Where does the string "YOUR" occur in the records below? Copy every line that holds it.

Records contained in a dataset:

★ ★ ★ ★

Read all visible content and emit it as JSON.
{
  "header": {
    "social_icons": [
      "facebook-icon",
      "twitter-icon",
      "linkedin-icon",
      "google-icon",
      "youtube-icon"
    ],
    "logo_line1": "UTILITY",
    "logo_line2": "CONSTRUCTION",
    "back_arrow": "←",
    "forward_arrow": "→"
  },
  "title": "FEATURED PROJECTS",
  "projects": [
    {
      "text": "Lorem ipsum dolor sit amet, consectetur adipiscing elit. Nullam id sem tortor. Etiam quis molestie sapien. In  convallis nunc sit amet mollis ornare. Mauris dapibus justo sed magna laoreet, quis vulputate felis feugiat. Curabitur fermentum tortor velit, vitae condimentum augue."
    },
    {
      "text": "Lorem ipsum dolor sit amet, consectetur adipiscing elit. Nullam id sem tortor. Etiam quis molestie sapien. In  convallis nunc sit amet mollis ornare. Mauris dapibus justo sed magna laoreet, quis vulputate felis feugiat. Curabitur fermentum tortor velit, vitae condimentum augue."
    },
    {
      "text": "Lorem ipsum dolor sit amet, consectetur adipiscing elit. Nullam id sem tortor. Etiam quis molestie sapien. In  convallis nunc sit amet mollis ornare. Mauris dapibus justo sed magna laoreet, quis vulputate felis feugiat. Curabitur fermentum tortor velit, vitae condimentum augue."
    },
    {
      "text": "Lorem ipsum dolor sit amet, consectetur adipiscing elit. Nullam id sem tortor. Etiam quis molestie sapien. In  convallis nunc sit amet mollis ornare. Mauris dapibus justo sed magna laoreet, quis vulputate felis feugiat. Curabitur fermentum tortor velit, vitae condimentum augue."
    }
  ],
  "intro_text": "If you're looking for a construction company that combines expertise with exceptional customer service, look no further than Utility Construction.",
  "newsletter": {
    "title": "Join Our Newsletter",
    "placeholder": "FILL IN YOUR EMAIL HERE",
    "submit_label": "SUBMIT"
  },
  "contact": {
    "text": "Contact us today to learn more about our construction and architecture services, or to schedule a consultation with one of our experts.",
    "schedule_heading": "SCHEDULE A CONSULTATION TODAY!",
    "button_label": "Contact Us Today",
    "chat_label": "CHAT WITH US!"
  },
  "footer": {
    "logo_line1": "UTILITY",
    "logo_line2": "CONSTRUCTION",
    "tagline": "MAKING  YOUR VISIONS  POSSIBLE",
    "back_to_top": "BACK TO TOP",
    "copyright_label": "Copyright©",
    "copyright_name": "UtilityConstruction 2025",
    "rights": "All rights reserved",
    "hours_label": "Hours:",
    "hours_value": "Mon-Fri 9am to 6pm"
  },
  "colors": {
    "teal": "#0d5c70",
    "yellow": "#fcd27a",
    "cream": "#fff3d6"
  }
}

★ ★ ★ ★

:: WRITTEN RESPONSE ::
    "placeholder": "FILL IN YOUR EMAIL HERE",
    "tagline": "MAKING  YOUR VISIONS  POSSIBLE",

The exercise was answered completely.